▶ **Task description**: Look through the data below and return each line where "this" appears.

--------

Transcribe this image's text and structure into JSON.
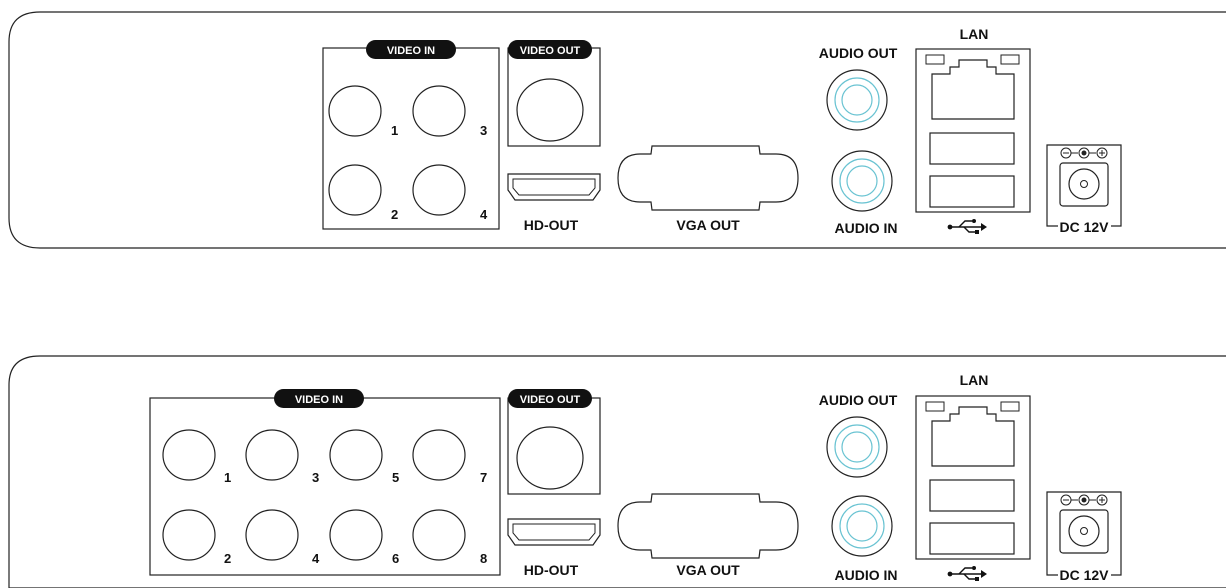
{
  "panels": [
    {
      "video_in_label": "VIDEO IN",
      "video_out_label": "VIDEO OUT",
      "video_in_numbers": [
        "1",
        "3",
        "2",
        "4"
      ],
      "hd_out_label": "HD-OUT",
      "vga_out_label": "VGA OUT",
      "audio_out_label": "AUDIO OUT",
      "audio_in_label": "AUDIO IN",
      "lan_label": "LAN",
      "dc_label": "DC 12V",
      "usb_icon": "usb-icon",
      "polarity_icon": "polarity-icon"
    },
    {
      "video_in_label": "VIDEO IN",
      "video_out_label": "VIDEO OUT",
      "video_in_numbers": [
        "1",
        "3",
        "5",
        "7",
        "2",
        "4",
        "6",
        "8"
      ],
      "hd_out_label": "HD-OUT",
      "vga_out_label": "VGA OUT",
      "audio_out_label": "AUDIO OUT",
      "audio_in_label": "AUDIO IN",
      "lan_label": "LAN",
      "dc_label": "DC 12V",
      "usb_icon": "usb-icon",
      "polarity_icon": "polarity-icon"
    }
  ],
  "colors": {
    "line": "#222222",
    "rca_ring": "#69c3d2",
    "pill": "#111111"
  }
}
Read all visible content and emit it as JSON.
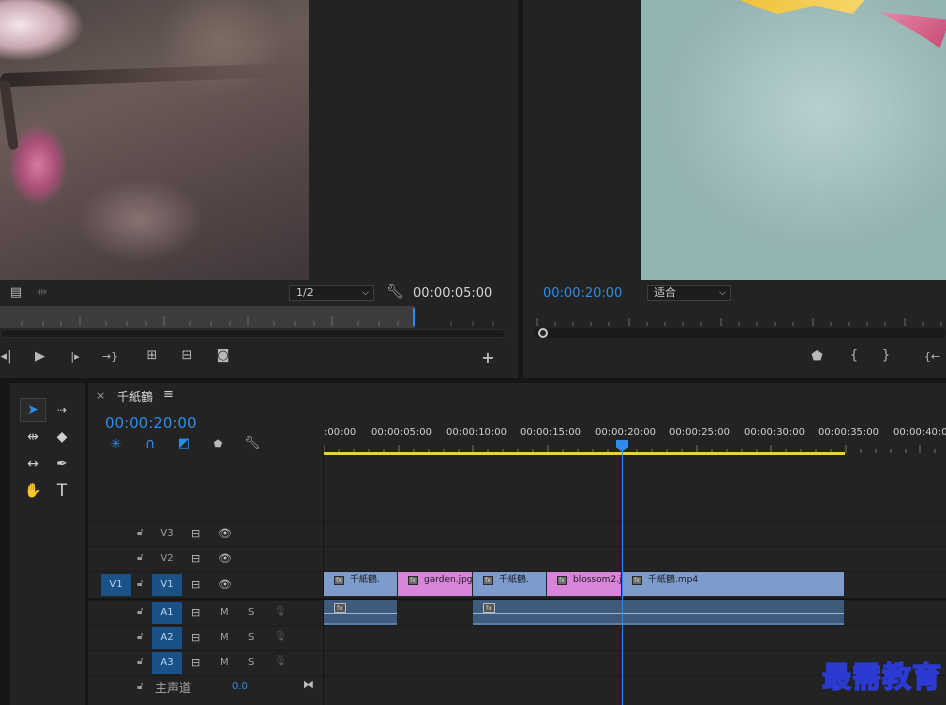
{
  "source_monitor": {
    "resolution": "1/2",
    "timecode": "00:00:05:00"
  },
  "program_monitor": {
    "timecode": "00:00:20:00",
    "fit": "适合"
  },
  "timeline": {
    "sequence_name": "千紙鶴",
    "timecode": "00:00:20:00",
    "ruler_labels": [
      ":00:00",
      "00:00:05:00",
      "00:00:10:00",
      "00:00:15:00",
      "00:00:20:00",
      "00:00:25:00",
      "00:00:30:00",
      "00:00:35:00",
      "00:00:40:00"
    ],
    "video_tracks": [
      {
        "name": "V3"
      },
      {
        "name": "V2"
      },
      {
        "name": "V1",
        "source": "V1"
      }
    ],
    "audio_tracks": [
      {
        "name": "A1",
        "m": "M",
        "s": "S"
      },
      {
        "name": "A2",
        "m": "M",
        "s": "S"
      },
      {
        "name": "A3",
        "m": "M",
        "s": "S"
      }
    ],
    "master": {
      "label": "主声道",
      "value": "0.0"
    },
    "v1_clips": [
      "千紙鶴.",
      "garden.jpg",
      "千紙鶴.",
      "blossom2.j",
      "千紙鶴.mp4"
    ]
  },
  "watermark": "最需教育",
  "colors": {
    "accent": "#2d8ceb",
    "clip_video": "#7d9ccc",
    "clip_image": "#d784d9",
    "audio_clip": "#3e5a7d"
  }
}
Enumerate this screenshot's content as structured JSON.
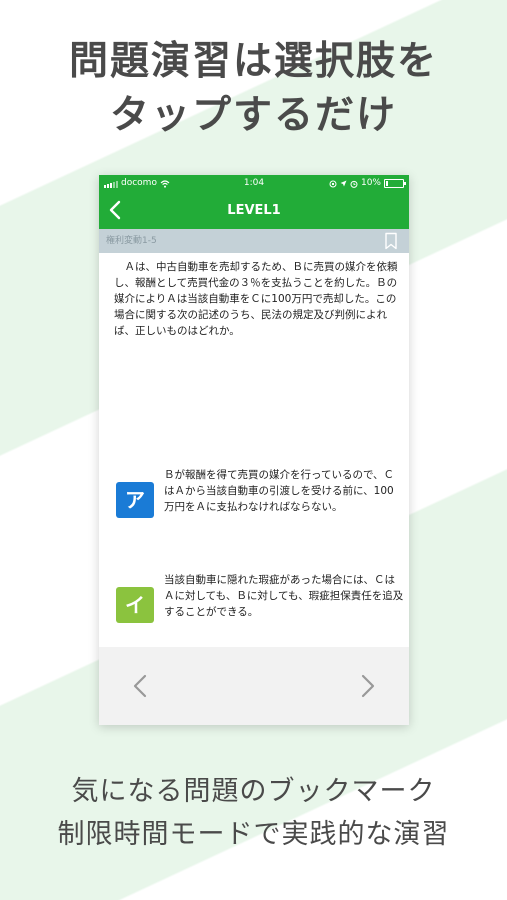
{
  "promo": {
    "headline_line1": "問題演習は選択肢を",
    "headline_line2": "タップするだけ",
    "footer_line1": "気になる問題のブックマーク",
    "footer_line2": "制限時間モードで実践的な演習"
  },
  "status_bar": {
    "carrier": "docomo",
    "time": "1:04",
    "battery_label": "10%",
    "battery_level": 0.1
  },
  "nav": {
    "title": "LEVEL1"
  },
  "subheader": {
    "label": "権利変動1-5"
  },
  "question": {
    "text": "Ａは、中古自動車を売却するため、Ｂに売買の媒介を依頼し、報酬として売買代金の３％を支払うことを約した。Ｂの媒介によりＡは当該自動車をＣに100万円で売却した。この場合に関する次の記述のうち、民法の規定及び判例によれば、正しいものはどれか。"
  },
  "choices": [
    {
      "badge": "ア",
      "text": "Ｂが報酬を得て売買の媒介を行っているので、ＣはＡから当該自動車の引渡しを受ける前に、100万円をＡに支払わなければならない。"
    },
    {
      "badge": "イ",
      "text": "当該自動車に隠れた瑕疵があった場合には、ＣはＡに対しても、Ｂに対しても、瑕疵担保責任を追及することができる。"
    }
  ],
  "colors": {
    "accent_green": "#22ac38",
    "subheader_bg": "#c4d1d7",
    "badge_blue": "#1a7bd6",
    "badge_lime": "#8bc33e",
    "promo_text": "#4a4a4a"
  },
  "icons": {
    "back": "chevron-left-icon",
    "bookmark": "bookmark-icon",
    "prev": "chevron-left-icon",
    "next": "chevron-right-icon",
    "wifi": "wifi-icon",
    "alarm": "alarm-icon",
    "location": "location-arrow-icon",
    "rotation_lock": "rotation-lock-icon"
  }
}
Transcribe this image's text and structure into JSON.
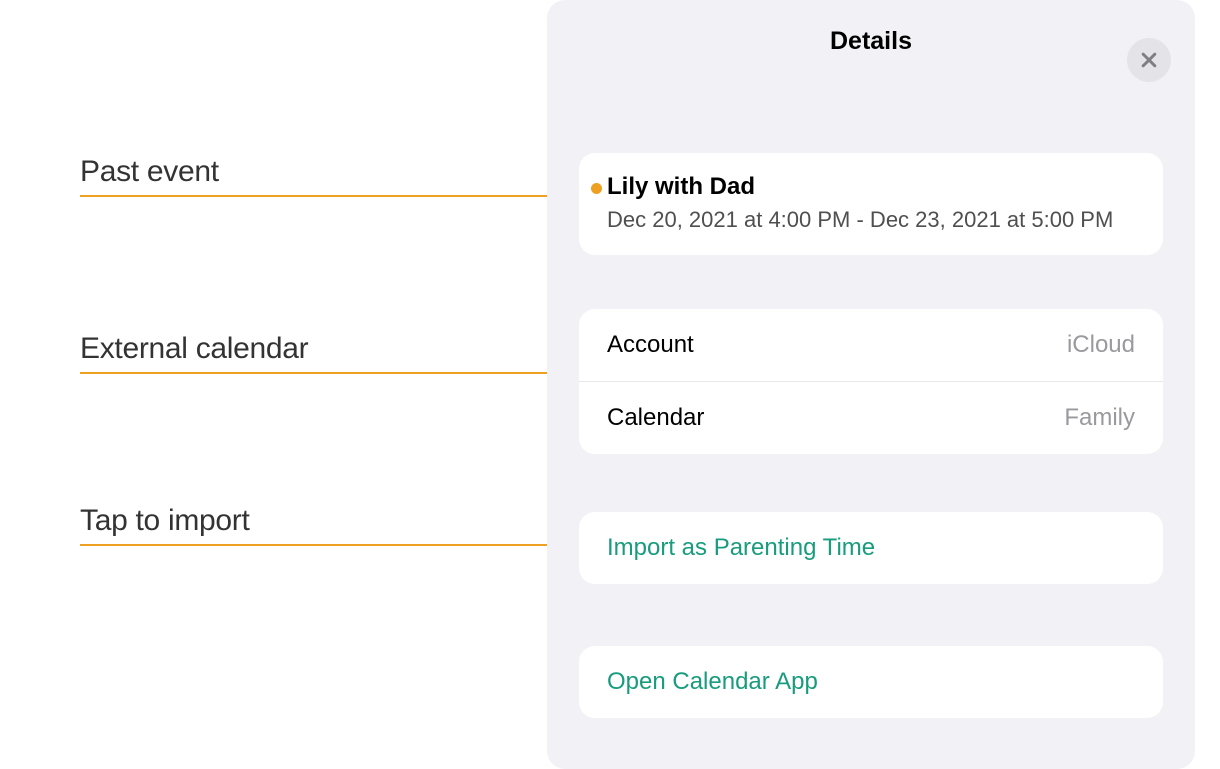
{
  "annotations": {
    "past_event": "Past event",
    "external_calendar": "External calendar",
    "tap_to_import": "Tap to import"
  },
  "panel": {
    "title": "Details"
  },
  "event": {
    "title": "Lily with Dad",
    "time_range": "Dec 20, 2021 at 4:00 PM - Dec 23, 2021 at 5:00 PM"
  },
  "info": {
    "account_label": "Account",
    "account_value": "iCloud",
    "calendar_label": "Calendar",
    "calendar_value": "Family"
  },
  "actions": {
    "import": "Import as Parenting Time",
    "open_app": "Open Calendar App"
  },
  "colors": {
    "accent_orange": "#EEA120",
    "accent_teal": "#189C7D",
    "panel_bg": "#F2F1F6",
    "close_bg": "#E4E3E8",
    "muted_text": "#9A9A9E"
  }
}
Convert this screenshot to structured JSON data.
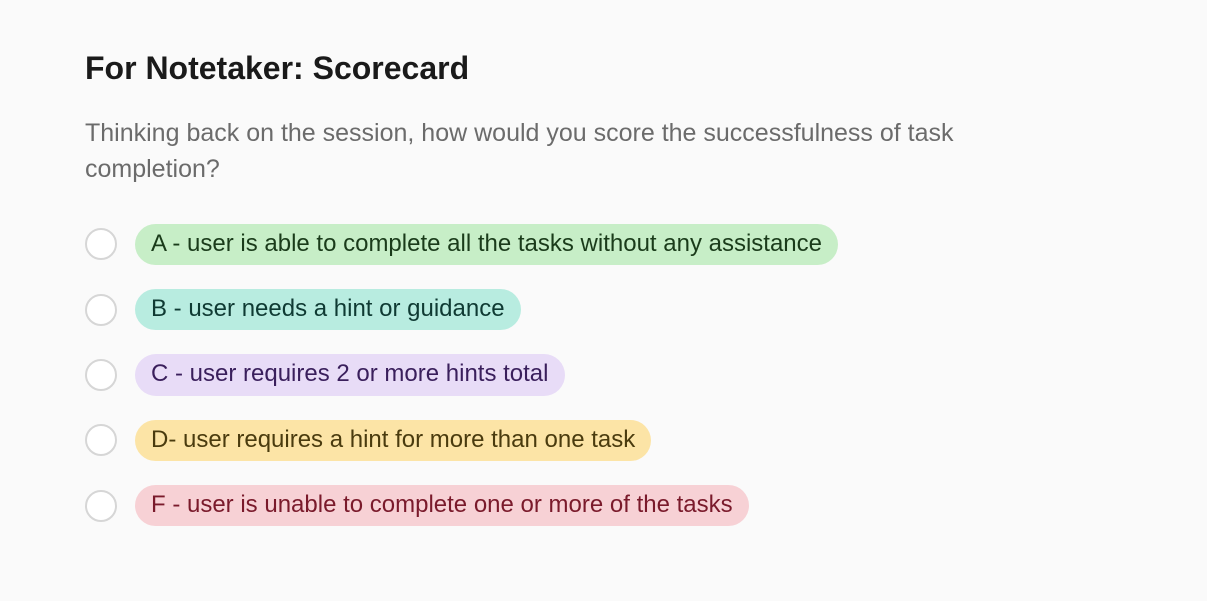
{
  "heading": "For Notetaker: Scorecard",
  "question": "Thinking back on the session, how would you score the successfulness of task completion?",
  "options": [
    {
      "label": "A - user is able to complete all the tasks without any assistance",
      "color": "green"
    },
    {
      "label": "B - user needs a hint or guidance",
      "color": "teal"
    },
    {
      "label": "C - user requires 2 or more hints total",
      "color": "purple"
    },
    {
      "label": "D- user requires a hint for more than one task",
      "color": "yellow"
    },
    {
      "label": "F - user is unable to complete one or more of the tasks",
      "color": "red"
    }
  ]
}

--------

▶ **Answer to the problem**:
Transcribe this image's text and structure into JSON.
Enumerate this screenshot's content as structured JSON.
Transcribe this image's text and structure into JSON.
Convert this screenshot to structured JSON data.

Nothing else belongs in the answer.